PROBLEM STATEMENT
In the entries below, find every line with "bestanden" and copy it.

*** Opening of RECORD EXTRACTS ***

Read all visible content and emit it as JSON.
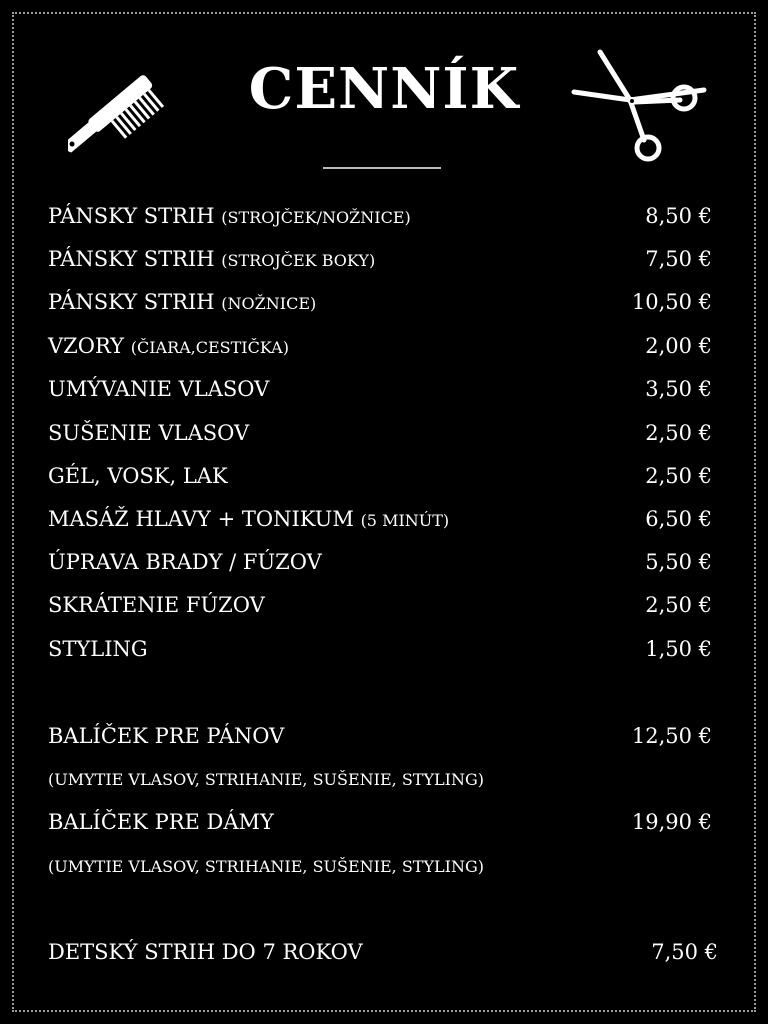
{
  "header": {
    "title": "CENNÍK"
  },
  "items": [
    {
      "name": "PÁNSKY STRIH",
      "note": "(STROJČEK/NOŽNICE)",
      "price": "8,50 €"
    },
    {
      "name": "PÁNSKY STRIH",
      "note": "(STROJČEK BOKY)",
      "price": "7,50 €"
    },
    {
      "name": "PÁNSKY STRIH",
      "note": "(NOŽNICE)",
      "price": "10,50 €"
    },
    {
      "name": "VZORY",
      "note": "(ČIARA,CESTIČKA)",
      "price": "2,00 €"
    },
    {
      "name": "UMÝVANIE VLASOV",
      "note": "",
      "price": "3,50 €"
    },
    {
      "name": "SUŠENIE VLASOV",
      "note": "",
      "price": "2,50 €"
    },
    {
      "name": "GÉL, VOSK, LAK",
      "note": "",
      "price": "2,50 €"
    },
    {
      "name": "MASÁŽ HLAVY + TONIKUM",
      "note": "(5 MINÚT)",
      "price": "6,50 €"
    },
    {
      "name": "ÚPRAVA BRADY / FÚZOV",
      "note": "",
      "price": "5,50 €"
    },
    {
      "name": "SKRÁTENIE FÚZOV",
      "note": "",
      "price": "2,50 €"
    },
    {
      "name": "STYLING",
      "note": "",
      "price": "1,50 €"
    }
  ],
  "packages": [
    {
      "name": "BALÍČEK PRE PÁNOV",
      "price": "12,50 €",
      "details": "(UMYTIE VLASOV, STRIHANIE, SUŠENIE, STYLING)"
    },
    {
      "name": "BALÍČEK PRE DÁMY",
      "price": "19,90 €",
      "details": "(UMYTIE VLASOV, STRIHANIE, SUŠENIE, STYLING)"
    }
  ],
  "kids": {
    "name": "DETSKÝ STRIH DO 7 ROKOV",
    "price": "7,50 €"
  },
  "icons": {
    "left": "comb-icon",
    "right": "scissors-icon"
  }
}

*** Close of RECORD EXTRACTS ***
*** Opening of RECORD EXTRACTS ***

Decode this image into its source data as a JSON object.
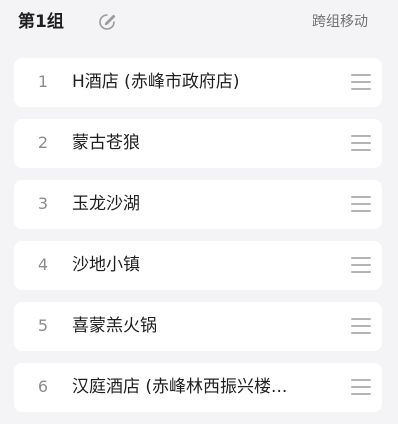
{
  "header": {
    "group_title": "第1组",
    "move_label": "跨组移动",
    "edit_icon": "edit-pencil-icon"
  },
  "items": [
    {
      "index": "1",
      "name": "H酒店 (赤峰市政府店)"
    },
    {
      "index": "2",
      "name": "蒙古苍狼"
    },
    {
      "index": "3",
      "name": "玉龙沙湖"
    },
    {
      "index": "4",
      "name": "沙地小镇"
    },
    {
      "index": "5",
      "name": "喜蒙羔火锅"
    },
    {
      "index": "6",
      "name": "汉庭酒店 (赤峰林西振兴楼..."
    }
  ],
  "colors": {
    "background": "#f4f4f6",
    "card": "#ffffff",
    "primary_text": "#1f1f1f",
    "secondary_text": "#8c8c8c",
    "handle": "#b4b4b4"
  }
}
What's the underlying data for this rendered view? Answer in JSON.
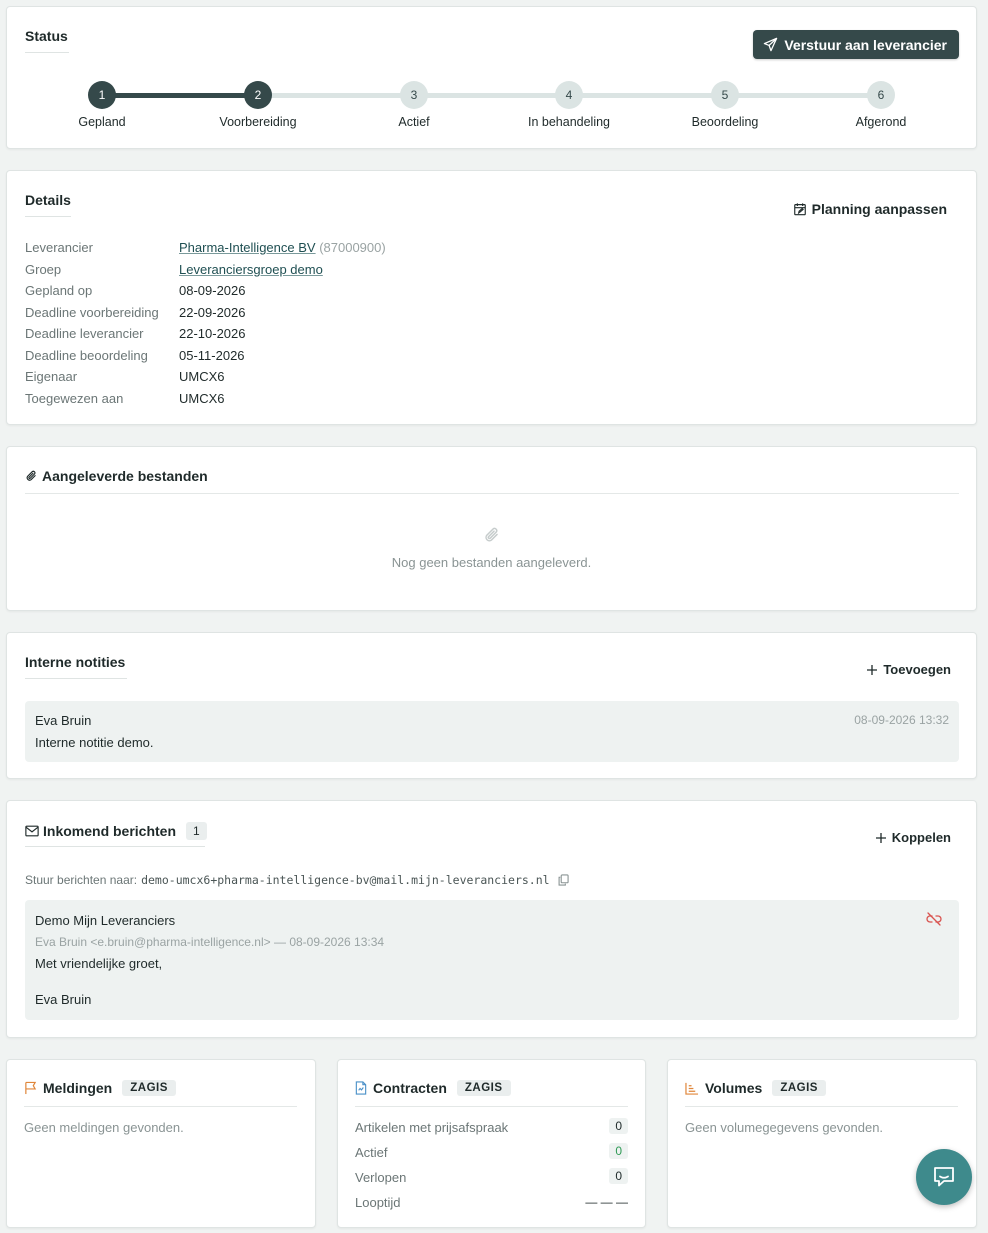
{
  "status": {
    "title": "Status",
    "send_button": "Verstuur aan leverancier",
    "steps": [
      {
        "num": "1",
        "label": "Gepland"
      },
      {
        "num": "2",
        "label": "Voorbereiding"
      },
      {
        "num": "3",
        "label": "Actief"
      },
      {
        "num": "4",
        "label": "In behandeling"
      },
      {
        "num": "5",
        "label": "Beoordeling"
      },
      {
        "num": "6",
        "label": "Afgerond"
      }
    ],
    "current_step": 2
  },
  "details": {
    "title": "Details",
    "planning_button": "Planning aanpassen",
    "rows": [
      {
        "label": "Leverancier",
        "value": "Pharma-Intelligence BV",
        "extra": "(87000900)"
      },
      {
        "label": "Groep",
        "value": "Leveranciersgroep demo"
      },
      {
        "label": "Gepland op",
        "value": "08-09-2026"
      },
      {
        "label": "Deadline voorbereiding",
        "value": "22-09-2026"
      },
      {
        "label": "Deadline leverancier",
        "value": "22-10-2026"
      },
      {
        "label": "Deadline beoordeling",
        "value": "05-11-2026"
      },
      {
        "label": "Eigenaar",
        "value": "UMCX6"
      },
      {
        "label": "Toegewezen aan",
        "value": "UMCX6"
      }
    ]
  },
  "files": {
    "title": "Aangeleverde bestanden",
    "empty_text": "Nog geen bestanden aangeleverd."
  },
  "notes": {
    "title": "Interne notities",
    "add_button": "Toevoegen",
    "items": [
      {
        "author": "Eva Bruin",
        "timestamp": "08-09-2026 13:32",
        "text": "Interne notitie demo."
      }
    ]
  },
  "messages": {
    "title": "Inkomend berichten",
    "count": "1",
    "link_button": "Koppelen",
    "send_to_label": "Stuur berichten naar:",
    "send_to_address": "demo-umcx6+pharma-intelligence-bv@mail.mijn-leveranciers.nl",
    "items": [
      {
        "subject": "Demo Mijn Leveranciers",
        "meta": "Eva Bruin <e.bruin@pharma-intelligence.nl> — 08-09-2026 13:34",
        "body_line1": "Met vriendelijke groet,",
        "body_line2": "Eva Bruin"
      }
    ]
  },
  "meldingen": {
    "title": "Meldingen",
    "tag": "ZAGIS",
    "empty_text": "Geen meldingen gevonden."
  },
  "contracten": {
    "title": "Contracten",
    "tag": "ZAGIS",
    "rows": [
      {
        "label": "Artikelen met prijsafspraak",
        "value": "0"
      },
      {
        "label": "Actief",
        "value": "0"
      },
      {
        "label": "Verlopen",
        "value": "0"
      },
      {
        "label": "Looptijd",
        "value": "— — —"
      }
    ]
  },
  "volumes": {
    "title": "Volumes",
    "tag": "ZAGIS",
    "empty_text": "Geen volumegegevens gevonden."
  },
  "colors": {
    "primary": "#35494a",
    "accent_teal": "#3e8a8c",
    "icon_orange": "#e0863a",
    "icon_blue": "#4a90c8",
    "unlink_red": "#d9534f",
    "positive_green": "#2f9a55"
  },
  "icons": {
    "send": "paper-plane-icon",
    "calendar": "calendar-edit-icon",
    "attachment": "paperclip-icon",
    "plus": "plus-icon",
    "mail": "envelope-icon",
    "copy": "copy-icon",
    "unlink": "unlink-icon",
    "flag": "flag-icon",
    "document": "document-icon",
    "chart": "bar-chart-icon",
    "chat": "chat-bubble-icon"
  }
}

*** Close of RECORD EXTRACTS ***
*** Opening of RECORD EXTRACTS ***

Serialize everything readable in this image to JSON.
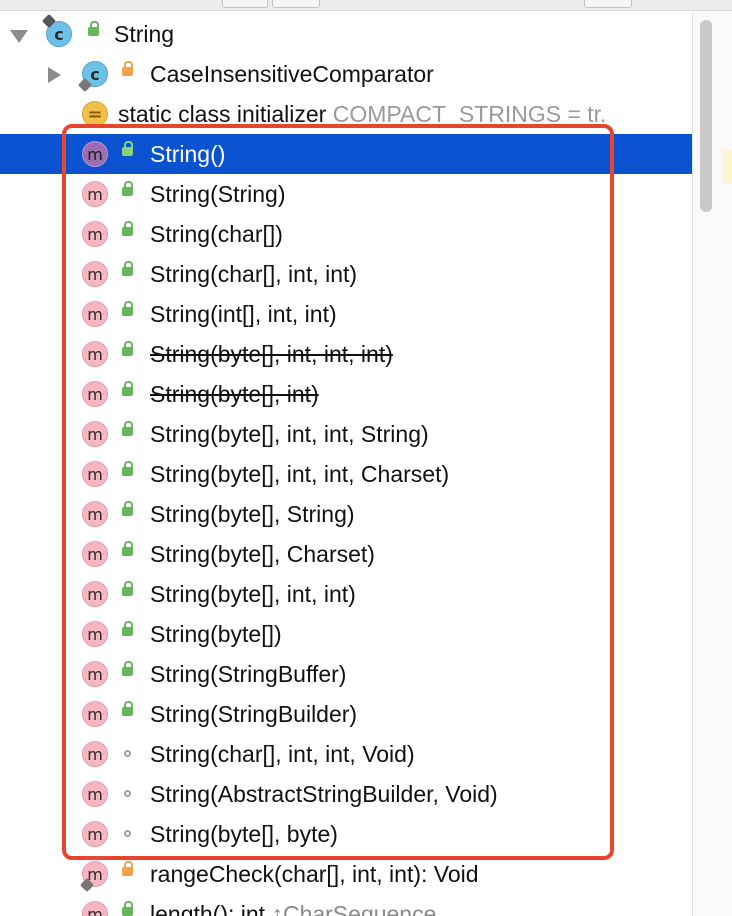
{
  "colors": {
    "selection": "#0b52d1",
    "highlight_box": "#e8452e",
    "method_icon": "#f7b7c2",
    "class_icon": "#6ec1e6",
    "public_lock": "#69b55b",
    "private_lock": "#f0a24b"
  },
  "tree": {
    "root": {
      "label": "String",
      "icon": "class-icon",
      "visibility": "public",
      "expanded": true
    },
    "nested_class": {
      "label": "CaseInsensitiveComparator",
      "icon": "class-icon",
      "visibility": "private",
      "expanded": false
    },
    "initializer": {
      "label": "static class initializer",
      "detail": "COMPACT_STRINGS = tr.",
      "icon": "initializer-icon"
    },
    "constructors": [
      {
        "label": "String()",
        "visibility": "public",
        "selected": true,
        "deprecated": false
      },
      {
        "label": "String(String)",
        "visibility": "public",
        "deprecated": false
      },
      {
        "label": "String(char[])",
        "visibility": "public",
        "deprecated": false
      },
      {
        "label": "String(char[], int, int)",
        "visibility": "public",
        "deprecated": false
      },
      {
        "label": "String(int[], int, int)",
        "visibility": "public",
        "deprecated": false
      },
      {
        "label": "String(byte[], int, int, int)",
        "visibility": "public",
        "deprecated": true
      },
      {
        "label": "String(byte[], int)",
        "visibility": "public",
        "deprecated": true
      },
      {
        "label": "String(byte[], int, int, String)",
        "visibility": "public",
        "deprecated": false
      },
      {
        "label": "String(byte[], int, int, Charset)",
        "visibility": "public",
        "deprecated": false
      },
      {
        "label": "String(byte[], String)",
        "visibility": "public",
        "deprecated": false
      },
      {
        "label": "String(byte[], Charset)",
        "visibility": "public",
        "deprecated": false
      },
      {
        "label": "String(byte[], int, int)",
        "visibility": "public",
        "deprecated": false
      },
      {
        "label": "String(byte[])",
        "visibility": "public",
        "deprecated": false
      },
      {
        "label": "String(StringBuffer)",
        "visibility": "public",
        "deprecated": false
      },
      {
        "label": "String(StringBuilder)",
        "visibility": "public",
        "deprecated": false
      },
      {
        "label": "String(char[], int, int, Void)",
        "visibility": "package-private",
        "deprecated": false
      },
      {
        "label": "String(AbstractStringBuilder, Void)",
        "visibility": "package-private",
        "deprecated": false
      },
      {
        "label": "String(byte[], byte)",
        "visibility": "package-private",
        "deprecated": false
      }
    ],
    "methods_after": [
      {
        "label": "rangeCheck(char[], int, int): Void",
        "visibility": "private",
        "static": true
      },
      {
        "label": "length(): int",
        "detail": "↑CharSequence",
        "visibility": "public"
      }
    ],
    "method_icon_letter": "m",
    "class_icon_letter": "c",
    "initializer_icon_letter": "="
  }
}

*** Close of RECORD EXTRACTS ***

YOUR RESPONSE
    "title": "Aangeleverde bestanden",
    "empty_text": "Nog geen bestanden aangeleverd."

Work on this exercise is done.